[Dataset Boundary: Start]

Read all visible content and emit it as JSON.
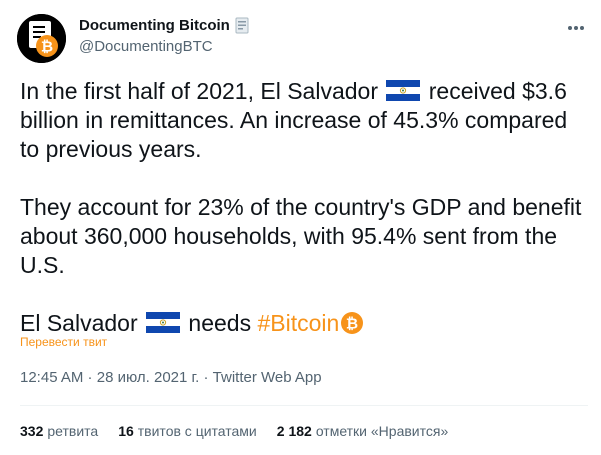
{
  "author": {
    "name": "Documenting Bitcoin",
    "handle": "@DocumentingBTC",
    "avatar_icon": "bitcoin-document-icon",
    "badge_icon": "document-icon"
  },
  "tweet": {
    "p1_before_flag": "In the first half of 2021, El Salvador",
    "p1_after_flag": "received $3.6 billion in remittances. An increase of 45.3% compared to previous years.",
    "p2": "They account for 23% of the country's GDP and benefit about 360,000 households, with 95.4% sent from the U.S.",
    "p3_before_flag": "El Salvador",
    "p3_after_flag": "needs",
    "hashtag": "#Bitcoin"
  },
  "translate_label": "Перевести твит",
  "meta": {
    "time": "12:45 AM",
    "date": "28 июл. 2021 г.",
    "source": "Twitter Web App",
    "sep": " · "
  },
  "stats": {
    "retweets_count": "332",
    "retweets_label": "ретвита",
    "quotes_count": "16",
    "quotes_label": "твитов с цитатами",
    "likes_count": "2 182",
    "likes_label": "отметки «Нравится»"
  },
  "colors": {
    "accent": "#f7931a",
    "text": "#0f1419",
    "secondary": "#536471",
    "flag_blue": "#0f47af"
  }
}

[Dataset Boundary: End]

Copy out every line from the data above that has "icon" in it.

Solution for this task ▸
    "avatar_icon": "bitcoin-document-icon",
    "badge_icon": "document-icon"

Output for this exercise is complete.